A fort palace that has been in the family for eight generations, DarbargadhPoshina shows its history in the varying styles of architectural detail across its façade. Some parts are over 450 years old. The 32 guestrooms are furnished with a tasteful opulence and a lively attention to detail, both practical and aesthetic. Lots of nooks for solitary relaxation and social spaces have been carved out, not just in the main courtyard or the drawing and dining rooms, but in balconies, terraces, and the courtyard of the old zenanamahal.
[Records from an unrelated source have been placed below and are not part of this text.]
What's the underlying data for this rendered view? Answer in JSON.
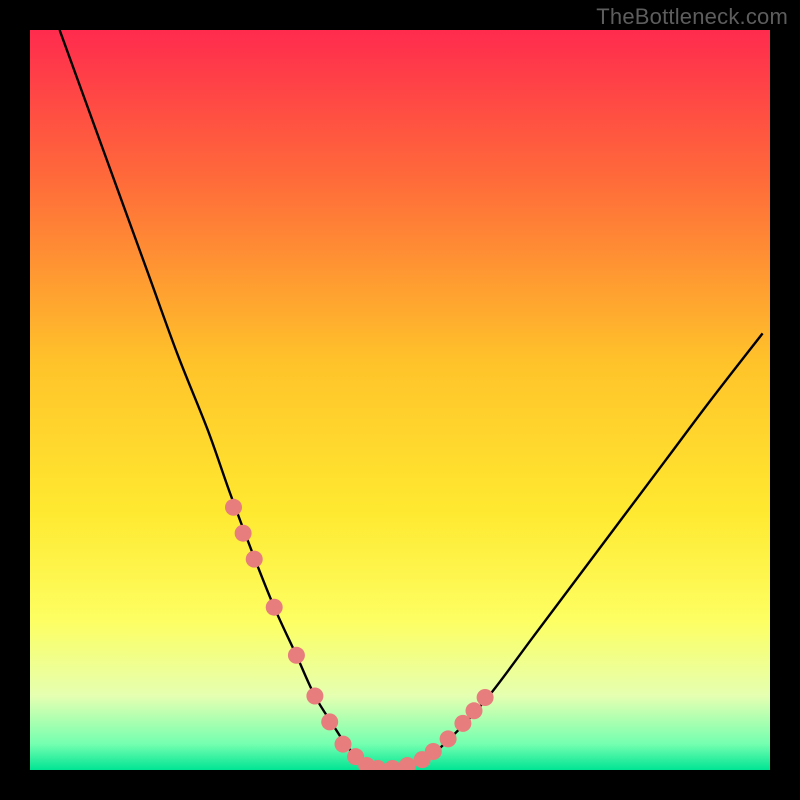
{
  "watermark": "TheBottleneck.com",
  "colors": {
    "frame": "#000000",
    "curve": "#000000",
    "dot_fill": "#e77d7c",
    "gradient_stops": [
      {
        "pos": 0.0,
        "color": "#ff2b4e"
      },
      {
        "pos": 0.2,
        "color": "#ff6a3a"
      },
      {
        "pos": 0.45,
        "color": "#ffc32a"
      },
      {
        "pos": 0.65,
        "color": "#ffe930"
      },
      {
        "pos": 0.8,
        "color": "#fdff63"
      },
      {
        "pos": 0.9,
        "color": "#e5ffb1"
      },
      {
        "pos": 0.965,
        "color": "#74ffb0"
      },
      {
        "pos": 1.0,
        "color": "#00e594"
      }
    ]
  },
  "chart_data": {
    "type": "line",
    "title": "",
    "xlabel": "",
    "ylabel": "",
    "xlim": [
      0,
      100
    ],
    "ylim": [
      0,
      100
    ],
    "series": [
      {
        "name": "bottleneck-curve",
        "x": [
          4,
          8,
          12,
          16,
          20,
          24,
          27,
          30,
          33,
          36,
          38.5,
          41,
          43,
          45,
          47,
          49,
          53,
          57,
          62,
          68,
          74,
          80,
          86,
          92,
          99
        ],
        "y": [
          100,
          89,
          78,
          67,
          56,
          46,
          37.5,
          29.5,
          22,
          15.5,
          10,
          6,
          3,
          1.2,
          0.2,
          0.2,
          1.2,
          4.5,
          10,
          18,
          26,
          34,
          42,
          50,
          59
        ]
      }
    ],
    "dots": {
      "name": "highlight-dots",
      "x": [
        27.5,
        28.8,
        30.3,
        33.0,
        36.0,
        38.5,
        40.5,
        42.3,
        44.0,
        45.5,
        47.0,
        49.0,
        51.0,
        53.0,
        54.5,
        56.5,
        58.5,
        60.0,
        61.5
      ],
      "y": [
        35.5,
        32.0,
        28.5,
        22.0,
        15.5,
        10.0,
        6.5,
        3.5,
        1.8,
        0.6,
        0.2,
        0.2,
        0.6,
        1.4,
        2.5,
        4.2,
        6.3,
        8.0,
        9.8
      ]
    }
  }
}
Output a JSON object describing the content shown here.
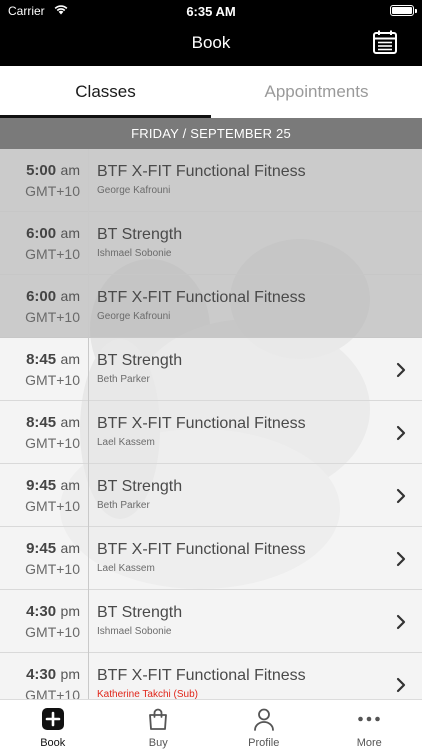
{
  "status_bar": {
    "carrier": "Carrier",
    "time": "6:35 AM"
  },
  "header": {
    "title": "Book",
    "calendar_icon": "calendar-icon"
  },
  "tabs": [
    {
      "label": "Classes",
      "active": true
    },
    {
      "label": "Appointments",
      "active": false
    }
  ],
  "date_header": "FRIDAY / SEPTEMBER 25",
  "classes": [
    {
      "time": "5:00",
      "ampm": "am",
      "tz": "GMT+10",
      "name": "BTF X-FIT Functional Fitness",
      "coach": "George Kafrouni",
      "past": true
    },
    {
      "time": "6:00",
      "ampm": "am",
      "tz": "GMT+10",
      "name": "BT Strength",
      "coach": "Ishmael Sobonie",
      "past": true
    },
    {
      "time": "6:00",
      "ampm": "am",
      "tz": "GMT+10",
      "name": "BTF X-FIT Functional Fitness",
      "coach": "George Kafrouni",
      "past": true
    },
    {
      "time": "8:45",
      "ampm": "am",
      "tz": "GMT+10",
      "name": "BT Strength",
      "coach": "Beth Parker",
      "past": false
    },
    {
      "time": "8:45",
      "ampm": "am",
      "tz": "GMT+10",
      "name": "BTF X-FIT Functional Fitness",
      "coach": "Lael Kassem",
      "past": false
    },
    {
      "time": "9:45",
      "ampm": "am",
      "tz": "GMT+10",
      "name": "BT Strength",
      "coach": "Beth Parker",
      "past": false
    },
    {
      "time": "9:45",
      "ampm": "am",
      "tz": "GMT+10",
      "name": "BTF X-FIT Functional Fitness",
      "coach": "Lael Kassem",
      "past": false
    },
    {
      "time": "4:30",
      "ampm": "pm",
      "tz": "GMT+10",
      "name": "BT Strength",
      "coach": "Ishmael Sobonie",
      "past": false
    },
    {
      "time": "4:30",
      "ampm": "pm",
      "tz": "GMT+10",
      "name": "BTF X-FIT Functional Fitness",
      "coach": "Katherine Takchi (Sub)",
      "past": false,
      "substitute": true
    }
  ],
  "tab_bar": [
    {
      "label": "Book",
      "icon": "plus-square-icon",
      "active": true
    },
    {
      "label": "Buy",
      "icon": "shopping-bag-icon",
      "active": false
    },
    {
      "label": "Profile",
      "icon": "person-icon",
      "active": false
    },
    {
      "label": "More",
      "icon": "ellipsis-icon",
      "active": false
    }
  ],
  "colors": {
    "header_bg": "#000000",
    "date_bar": "#7a7a7a",
    "substitute": "#e0261a"
  }
}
Meals are adapted to guest’s tastes — be it spice levels or eschewing the use of onion and garlic, and your hostess is happy to teach you her recipes to take home with you. The host himself accompanies you on excursions in his jeep, be it to see the army of terracotta horses for votive use instead of live tion, to attend an archery demonstration by the Garasia tribe, visit with the pastoral Rabari folks, or just walk.
Through Poshina village and its market-place. There are picnics to plan amidst old ruins or by a water body in the daytime; folk performances by torchlight after dusk. Expect warmth, comfort and care for all tastes, with slightly opinionated service/management, but not televisions and minibars; there is a somewhat patchy wifi. Do inquire into the hostess small shop with a curated collection of souvenirs, including a selection of post cards with vignettes of local life.
There is a set of Jain temples dating back to 1214 AD in NearbyKumb-hariyaji as well as a richly carved Shiva temple at Ambaji, 29 km away. You could explore the historic town of Idar, or one of India’s only three Brahma temples at Khedbrahma. Both Hindu and Jain temples from the 15th century are found in Polo, with ruins in the jungle recalling Mowgli’s forest home.
Dining hall, souvenir
It’s a 180 km drive from Ahmedabad.